Chilled Sungold Tomato and Corn Soup

It’s hot in Los Angeles. It’s not supposed to be hot here. It’s supposed to be 76 and sunny. But, more and more it seems, it gets hot in LA. When that happens a cold soup – full of ripe, summery flavor – is a refreshing relief. Sweet like summer and a little bit spicy, this chilled Sungold tomato soup combines tomatoes and corn to find just the right balance to cool down a hot summer night. It’s remarkably sophisticated despite how few ingredients are actually in the bowl.

That’s because the tomatoes are the star of this chilled soup. But not just any tomato. I made this golden bowl of chilled tomato soup using super sweet Sungold tomatoes fresh from the farm. 

Sungold Tomatoes

Sungold tomatoes are sweet. They have one of the highest Brix ratings (a measurement for the sugar content in fruits and vegetables) of any tomato. Meaning Sungolds are just about the sweetest tomato you will ever eat. In fact, they’re so sweet and juicy they’ll remind you that tomatoes are indeed fruits. Put a bowl of these bite-size, bumblebee-yellow beauties on the counter and watch yourself sneaking handfuls like a kid in the cookie jar.

But you probably won’t find Sungold tomatoes at a supermarket near you. They don’t travel well because their skins are so thin. They can crack on the vine when it rains or burst during shipping. The big farms stay away from growing them. Thankfully, Sungold tomatoes, which aren’t an heirloom variety but are a hybrid bred specifically for sweetness, are a staple of many backyard gardeners and can also be found at many farmers’ markets.

Chilled Sungold Tomato Soup

I could call this Chilled Sungold Tomato Summer Soup a gazpacho – but I’m not going to. True it’s a chilled soup featuring raw vegetables, but this summer tomato soup is more delicate than its rustic Spanish cousin. Besides I like the idea of a summer soup – whether it’s a traditional blending of tomatoes, cucumbers, red pepper, onion, oil and vinegar as in gazpacho – or something less expected like today’s sweet tomato and spicy corn pairing. However, there’s a secret to keeping these soups from becoming little more than pulverized salad.

That secret is balance, and you probably knew that.

Traditional gazpacho balances bright acidity with aromatic flavors. A poorly made gazpacho has aggressively raw flavors.
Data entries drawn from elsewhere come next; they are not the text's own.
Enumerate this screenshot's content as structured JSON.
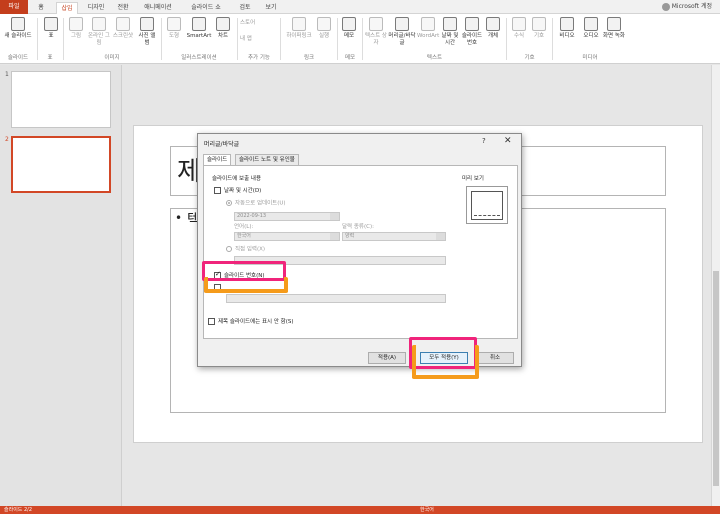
{
  "ribbon_tabs": [
    {
      "label": "파일"
    },
    {
      "label": "홈"
    },
    {
      "label": "삽입"
    },
    {
      "label": "디자인"
    },
    {
      "label": "전환"
    },
    {
      "label": "애니메이션"
    },
    {
      "label": "슬라이드 쇼"
    },
    {
      "label": "검토"
    },
    {
      "label": "보기"
    }
  ],
  "account": {
    "label": "Microsoft 계정"
  },
  "ribbon": {
    "buttons": [
      {
        "label": "새 슬라이드"
      },
      {
        "label": "표"
      },
      {
        "label": "그림"
      },
      {
        "label": "온라인 그림"
      },
      {
        "label": "스크린샷"
      },
      {
        "label": "사진 앨범"
      },
      {
        "label": "도형"
      },
      {
        "label": "SmartArt"
      },
      {
        "label": "차트"
      },
      {
        "label": "스토어"
      },
      {
        "label": "내 앱"
      },
      {
        "label": "하이퍼링크"
      },
      {
        "label": "실행"
      },
      {
        "label": "메모"
      },
      {
        "label": "텍스트 상자"
      },
      {
        "label": "머리글/바닥글"
      },
      {
        "label": "WordArt"
      },
      {
        "label": "날짜 및 시간"
      },
      {
        "label": "슬라이드 번호"
      },
      {
        "label": "개체"
      },
      {
        "label": "수식"
      },
      {
        "label": "기호"
      },
      {
        "label": "비디오"
      },
      {
        "label": "오디오"
      },
      {
        "label": "화면 녹화"
      }
    ],
    "groups": [
      "슬라이드",
      "표",
      "이미지",
      "일러스트레이션",
      "추가 기능",
      "링크",
      "메모",
      "텍스트",
      "기호",
      "미디어"
    ]
  },
  "thumbnails": [
    {
      "num": "1"
    },
    {
      "num": "2"
    }
  ],
  "slide": {
    "title": "제",
    "body": "텍"
  },
  "dialog": {
    "title": "머리글/바닥글",
    "help": "?",
    "close": "✕",
    "tabs": [
      "슬라이드",
      "슬라이드 노트 및 유인물"
    ],
    "group_title": "슬라이드에 보출 내용",
    "date_time": "날짜 및 시간(D)",
    "auto_update": "자동으로 업데이트(U)",
    "date_value": "2022-09-13",
    "language_label": "언어(L):",
    "language_value": "한국어",
    "calendar_label": "달력 종류(C):",
    "calendar_value": "양력",
    "fixed": "직접 입력(X)",
    "slide_number": "슬라이드 번호(N)",
    "dont_show_title": "제목 슬라이드에는 표시 안 함(S)",
    "preview_label": "미리 보기",
    "apply": "적용(A)",
    "apply_all": "모두 적용(Y)",
    "cancel": "취소"
  },
  "statusbar": {
    "left": "슬라이드 2/2",
    "language": "한국어"
  },
  "colors": {
    "accent": "#d24726",
    "highlight_pink": "#f0247b",
    "highlight_orange": "#f59b1b"
  }
}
Good gazpacho or summer soup, like a good wine, will linger on the palate in a pleasing way that transforms the initial taste experience.

Because Sungold tomatoes and summer corn are so sweet they need a savory balance to keep from becoming a ghastly ice cream topping. I tried to achieve that balance in this Sungold Tomato Soup with a big splash of vinegar and a scoop of chili-garlic sauce. It’s just salty, spicy, and pungent enough to keep those sweet, sweet Sungold tomatoes in line. GREG
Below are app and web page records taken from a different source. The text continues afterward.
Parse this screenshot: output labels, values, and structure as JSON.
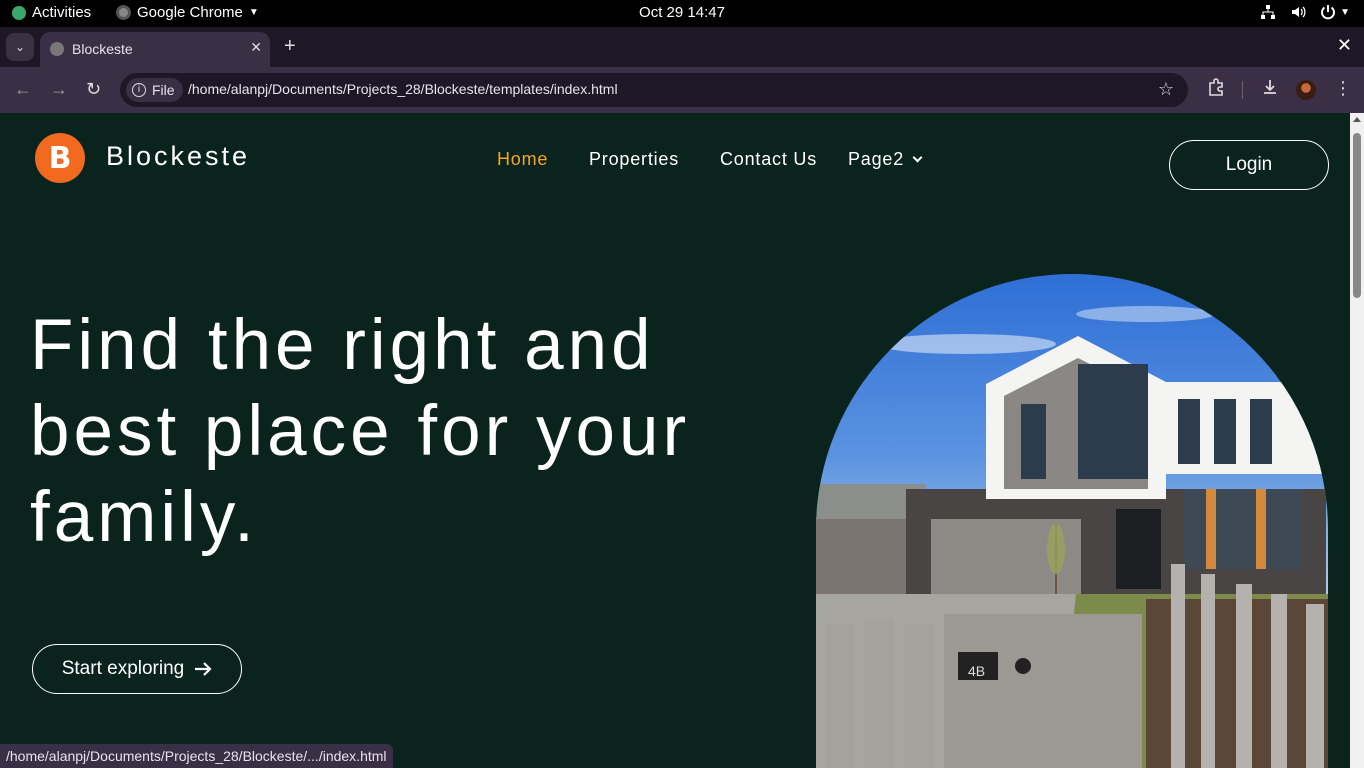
{
  "topbar": {
    "activities": "Activities",
    "app_name": "Google Chrome",
    "clock": "Oct 29  14:47"
  },
  "tabs": [
    {
      "title": "Blockeste"
    }
  ],
  "toolbar": {
    "chip_label": "File",
    "url": "/home/alanpj/Documents/Projects_28/Blockeste/templates/index.html"
  },
  "site": {
    "logo_letter": "B",
    "brand": "Blockeste",
    "nav": [
      {
        "label": "Home"
      },
      {
        "label": "Properties"
      },
      {
        "label": "Contact Us"
      },
      {
        "label": "Page2"
      }
    ],
    "login_label": "Login",
    "hero_lines": [
      "Find the right and",
      "best place for your",
      "family."
    ],
    "explore_label": "Start exploring",
    "house_number": "4B"
  },
  "status_url": "/home/alanpj/Documents/Projects_28/Blockeste/.../index.html",
  "colors": {
    "page_bg": "#0a231c",
    "accent": "#f5a623",
    "logo": "#f26a1f"
  },
  "icons": [
    "gnome-activities-icon",
    "chrome-icon",
    "network-icon",
    "volume-icon",
    "power-icon",
    "back-icon",
    "forward-icon",
    "reload-icon",
    "info-icon",
    "star-icon",
    "extensions-icon",
    "download-icon",
    "arrow-right-icon",
    "chevron-down-icon"
  ]
}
Chilled Sungold Tomato and Corn Soup

Chilled Tomato and Corn Soup 

Print This Recipe Total time Yield 6–8Published

Chili-garlic sauce is slightly salty, spicy, and pungent; it can be found in the Asian foods section of many supermarkets and at some specialty foods stores and Asian markets.
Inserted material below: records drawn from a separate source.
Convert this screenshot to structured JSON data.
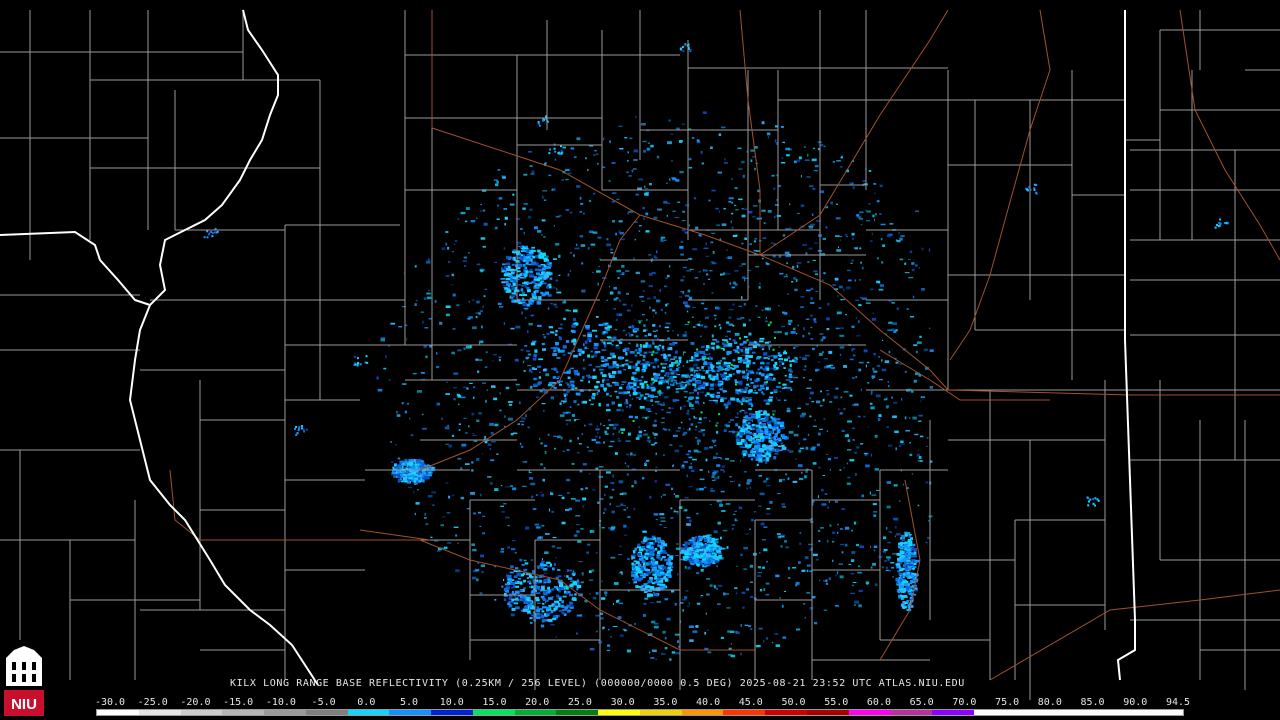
{
  "title": "KILX LONG RANGE BASE REFLECTIVITY (0.25KM / 256 LEVEL) (000000/0000 0.5 DEG) 2025-08-21 23:52 UTC  ATLAS.NIU.EDU",
  "logo_text": "NIU",
  "scale": {
    "labels": [
      "-30.0",
      "-25.0",
      "-20.0",
      "-15.0",
      "-10.0",
      "-5.0",
      "0.0",
      "5.0",
      "10.0",
      "15.0",
      "20.0",
      "25.0",
      "30.0",
      "35.0",
      "40.0",
      "45.0",
      "50.0",
      "55.0",
      "60.0",
      "65.0",
      "70.0",
      "75.0",
      "80.0",
      "85.0",
      "90.0",
      "94.5"
    ],
    "colors": [
      "#ffffff",
      "#e4e4e4",
      "#cccccc",
      "#b4b4b4",
      "#9a9a9a",
      "#7f7f7f",
      "#11d7ff",
      "#1192ff",
      "#0022d8",
      "#00e65a",
      "#00b032",
      "#008010",
      "#ffff00",
      "#f0d200",
      "#ff9400",
      "#ff3400",
      "#d00000",
      "#a80000",
      "#ff00f0",
      "#b8319e",
      "#8e00ff",
      "#fafafa",
      "#fafafa",
      "#fafafa",
      "#fafafa",
      "#fafafa"
    ]
  },
  "colors": {
    "county_lines": "#9a9a9a",
    "state_lines": "#ffffff",
    "highways": "#a0522d",
    "background": "#000000"
  }
}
Chilled Tomato and Corn Soup


  • 2 pints halved Sungold or similar sweet yellow cherry tomatoes (about 1 ½ pounds)
  • 5 ears raw corn (kernels only)
  • 2 yellow bell peppers (seeded and diced)
  • 1 large shallot (peeled and chopped, about ¼ cup)
  • 1 teaspoon kosher salt
  • ¼ cup chili-garlic sauce (see notes)
  • ¼ cup sherry vinegar
  • ¼ cup extra-virgin olive oil
  • 1 tablespoon fresh lemon juice
  • sour cream (optional)


Set aside separately about 1‑cup each tomato and corn kernels to use as garnish.

Add remaining tomato, corn kernels, bell peppers, and shallots to a large bowl. Stir in salt and let sit for thirty minutes.

Working in batches if necessary, transfer the tomato mixture to a high-speed blender along with chili-garlic sauce, vinegar, and lemon juice. Cover and pulse the machine several times. Once the mixture is uniformly chopped, turn the machine on and slowly pour in the olive oil. Blend until smooth.

Chill the soup at least 2 hours and up to overnight.

To serve season with a little more salt if necessary, then ladle the cold soup into bowls. Garnish with reserved tomatoes, corn, and a drizzle of sour cream (if using).